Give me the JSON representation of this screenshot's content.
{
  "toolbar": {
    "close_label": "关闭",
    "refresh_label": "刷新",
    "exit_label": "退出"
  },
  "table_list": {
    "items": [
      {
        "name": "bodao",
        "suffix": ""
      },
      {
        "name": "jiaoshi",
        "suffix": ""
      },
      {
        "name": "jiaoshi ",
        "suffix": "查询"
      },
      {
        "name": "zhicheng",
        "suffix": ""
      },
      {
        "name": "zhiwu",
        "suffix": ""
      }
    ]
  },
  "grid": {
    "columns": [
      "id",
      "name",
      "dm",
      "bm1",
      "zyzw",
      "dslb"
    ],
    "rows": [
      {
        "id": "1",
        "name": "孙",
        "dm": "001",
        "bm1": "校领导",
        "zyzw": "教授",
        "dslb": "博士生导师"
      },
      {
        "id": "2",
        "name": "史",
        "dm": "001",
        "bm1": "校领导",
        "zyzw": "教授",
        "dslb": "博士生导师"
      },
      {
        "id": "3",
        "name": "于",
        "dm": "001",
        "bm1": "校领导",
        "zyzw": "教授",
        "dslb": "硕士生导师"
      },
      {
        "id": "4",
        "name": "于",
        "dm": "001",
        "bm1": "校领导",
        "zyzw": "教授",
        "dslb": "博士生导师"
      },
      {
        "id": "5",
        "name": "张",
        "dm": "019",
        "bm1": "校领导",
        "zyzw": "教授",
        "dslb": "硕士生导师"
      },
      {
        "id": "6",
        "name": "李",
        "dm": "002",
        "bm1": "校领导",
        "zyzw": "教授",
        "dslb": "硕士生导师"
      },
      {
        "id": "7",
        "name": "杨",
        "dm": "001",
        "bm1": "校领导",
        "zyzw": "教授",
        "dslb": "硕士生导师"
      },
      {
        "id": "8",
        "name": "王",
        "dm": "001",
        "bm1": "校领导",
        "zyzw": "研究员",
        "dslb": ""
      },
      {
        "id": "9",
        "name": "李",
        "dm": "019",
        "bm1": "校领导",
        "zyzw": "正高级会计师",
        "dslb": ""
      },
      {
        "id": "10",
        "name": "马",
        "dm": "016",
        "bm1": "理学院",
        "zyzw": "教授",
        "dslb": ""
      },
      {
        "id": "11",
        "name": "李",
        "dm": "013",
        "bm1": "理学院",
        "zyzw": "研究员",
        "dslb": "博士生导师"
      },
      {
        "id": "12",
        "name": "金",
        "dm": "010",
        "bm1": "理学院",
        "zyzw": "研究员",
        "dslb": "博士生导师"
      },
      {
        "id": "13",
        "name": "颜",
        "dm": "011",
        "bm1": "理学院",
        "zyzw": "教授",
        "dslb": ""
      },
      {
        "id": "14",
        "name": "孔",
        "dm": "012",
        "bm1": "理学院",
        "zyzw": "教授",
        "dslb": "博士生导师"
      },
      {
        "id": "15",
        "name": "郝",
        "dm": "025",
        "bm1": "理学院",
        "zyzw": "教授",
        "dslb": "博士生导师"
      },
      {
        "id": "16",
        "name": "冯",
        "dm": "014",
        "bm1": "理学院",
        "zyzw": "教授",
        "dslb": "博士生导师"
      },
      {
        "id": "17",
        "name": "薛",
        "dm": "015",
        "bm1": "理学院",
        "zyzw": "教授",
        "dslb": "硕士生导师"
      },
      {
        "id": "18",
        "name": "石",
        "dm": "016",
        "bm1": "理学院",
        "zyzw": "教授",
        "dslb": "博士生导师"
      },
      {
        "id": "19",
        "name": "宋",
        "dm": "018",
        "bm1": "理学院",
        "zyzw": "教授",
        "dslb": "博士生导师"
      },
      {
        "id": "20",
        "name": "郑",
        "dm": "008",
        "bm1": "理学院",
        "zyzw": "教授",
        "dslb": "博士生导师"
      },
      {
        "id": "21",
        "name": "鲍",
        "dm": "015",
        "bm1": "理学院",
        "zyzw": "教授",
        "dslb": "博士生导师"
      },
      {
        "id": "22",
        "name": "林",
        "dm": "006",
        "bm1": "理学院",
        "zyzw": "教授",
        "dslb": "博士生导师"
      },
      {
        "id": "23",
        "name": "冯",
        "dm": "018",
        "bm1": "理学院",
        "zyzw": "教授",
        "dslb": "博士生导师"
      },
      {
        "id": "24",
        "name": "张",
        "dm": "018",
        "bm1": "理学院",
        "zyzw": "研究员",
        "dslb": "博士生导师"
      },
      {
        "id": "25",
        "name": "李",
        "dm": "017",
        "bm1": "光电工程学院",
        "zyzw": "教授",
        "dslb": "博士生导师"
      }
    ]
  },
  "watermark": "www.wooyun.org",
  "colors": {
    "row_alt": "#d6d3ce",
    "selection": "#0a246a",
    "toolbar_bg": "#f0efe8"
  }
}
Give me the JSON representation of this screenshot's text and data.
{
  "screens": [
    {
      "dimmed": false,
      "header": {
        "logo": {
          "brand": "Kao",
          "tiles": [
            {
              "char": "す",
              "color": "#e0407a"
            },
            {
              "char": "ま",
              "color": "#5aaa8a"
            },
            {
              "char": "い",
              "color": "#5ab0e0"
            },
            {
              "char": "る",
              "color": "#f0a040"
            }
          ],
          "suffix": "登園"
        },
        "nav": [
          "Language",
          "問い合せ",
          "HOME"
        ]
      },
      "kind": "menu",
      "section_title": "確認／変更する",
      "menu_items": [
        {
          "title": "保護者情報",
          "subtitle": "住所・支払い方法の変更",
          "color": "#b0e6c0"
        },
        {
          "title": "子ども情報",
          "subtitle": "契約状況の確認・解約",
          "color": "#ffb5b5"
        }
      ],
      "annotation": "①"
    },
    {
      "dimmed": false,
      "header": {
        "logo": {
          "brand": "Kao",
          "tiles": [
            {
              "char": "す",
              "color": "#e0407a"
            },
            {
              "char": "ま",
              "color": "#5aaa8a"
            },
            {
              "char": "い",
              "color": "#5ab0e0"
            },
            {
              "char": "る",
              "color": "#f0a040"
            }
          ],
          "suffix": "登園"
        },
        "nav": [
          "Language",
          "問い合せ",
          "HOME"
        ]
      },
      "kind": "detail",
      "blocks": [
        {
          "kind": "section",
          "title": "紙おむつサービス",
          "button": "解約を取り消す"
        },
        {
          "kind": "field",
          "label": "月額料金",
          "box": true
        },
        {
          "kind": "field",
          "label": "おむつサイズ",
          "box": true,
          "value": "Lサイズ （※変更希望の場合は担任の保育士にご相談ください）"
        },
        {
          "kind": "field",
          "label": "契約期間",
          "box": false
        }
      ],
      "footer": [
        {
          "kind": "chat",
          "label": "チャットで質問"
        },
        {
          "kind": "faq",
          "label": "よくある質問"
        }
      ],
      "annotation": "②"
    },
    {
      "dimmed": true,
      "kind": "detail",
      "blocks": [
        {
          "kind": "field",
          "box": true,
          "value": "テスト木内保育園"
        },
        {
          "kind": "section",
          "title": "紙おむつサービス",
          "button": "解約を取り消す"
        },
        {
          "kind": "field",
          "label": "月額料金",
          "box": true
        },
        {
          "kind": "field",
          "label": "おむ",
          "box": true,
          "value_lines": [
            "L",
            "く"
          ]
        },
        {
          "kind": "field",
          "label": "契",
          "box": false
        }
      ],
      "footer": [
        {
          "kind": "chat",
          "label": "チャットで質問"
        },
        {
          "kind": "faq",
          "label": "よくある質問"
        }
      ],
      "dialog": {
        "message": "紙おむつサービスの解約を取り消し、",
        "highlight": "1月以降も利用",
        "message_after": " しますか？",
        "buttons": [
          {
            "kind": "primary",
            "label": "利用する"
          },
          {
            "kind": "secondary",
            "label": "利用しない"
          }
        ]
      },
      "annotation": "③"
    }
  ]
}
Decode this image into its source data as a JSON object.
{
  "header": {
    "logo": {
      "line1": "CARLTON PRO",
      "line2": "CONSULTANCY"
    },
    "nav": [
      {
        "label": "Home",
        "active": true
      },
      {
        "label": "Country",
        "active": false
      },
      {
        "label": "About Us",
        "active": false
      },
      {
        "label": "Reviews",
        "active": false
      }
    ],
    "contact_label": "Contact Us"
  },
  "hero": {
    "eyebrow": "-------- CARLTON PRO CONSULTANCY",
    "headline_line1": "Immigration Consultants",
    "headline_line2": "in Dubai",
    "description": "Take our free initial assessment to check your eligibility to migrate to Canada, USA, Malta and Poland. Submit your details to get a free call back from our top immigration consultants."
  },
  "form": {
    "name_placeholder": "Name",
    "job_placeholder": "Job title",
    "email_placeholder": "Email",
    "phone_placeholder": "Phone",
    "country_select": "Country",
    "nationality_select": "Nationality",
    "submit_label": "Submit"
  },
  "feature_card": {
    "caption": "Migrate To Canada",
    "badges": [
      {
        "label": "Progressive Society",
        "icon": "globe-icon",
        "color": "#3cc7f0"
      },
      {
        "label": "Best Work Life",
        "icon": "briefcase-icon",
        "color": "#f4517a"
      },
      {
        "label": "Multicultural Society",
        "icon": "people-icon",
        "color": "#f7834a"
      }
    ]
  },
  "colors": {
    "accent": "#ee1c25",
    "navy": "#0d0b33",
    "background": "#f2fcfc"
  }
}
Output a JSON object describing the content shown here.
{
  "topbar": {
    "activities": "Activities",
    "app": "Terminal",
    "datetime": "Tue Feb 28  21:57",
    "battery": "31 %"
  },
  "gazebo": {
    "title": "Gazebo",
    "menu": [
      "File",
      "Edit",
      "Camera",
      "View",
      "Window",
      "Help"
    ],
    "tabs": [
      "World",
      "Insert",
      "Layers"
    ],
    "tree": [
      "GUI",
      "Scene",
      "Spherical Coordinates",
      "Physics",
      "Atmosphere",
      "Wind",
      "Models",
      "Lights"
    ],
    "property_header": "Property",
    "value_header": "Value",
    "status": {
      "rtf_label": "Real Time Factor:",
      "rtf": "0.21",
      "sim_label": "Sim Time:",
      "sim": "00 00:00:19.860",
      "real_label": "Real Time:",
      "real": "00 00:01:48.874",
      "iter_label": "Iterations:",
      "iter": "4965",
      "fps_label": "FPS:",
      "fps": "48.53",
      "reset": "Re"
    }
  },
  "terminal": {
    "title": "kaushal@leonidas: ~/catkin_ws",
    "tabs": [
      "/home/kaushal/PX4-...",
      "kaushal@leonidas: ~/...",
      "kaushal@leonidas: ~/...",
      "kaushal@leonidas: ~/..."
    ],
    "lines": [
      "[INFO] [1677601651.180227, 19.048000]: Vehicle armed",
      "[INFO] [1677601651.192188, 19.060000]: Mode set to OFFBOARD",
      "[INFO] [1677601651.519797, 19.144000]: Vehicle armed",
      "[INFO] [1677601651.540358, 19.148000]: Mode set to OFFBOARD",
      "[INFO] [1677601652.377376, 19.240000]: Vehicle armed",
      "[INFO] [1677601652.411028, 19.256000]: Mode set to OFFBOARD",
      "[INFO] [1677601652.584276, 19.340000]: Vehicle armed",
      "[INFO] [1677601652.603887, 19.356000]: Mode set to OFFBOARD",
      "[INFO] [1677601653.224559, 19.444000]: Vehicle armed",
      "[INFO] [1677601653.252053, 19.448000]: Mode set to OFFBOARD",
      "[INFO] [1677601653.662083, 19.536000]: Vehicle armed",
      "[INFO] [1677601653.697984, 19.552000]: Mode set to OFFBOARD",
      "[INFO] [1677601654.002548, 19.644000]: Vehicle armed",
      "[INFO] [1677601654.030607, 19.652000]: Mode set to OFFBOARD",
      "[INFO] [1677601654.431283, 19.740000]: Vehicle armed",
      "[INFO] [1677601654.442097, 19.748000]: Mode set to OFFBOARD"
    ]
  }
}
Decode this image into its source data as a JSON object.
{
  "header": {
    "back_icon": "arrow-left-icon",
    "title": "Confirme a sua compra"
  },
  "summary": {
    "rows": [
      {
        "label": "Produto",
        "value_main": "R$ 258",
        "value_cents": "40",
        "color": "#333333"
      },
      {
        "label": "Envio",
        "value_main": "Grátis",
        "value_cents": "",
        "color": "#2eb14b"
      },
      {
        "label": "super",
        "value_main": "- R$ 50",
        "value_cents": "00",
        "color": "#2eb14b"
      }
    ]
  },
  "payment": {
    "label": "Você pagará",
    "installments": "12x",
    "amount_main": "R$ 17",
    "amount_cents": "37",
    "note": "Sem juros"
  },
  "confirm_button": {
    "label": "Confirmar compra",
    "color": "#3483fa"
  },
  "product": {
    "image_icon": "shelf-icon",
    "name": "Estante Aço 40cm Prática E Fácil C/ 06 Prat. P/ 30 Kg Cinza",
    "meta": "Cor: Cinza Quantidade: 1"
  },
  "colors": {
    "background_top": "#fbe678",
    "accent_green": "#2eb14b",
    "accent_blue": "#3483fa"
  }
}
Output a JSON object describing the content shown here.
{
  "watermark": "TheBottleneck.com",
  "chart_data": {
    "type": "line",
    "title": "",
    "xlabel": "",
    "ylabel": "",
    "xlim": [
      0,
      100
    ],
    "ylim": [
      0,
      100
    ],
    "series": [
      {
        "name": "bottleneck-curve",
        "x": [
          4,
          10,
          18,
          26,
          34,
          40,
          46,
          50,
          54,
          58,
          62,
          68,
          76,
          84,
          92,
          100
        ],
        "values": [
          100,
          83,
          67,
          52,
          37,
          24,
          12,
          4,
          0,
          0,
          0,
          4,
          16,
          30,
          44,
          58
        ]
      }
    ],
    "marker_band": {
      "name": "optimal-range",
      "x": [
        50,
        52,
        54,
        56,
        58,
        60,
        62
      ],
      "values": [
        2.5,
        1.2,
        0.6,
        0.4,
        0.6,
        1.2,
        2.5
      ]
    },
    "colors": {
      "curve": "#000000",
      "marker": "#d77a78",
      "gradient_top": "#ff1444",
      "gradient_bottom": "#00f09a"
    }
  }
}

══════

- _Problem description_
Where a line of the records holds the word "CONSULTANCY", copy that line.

- _Final answer_
      "line2": "CONSULTANCY"
    "eyebrow": "-------- CARLTON PRO CONSULTANCY",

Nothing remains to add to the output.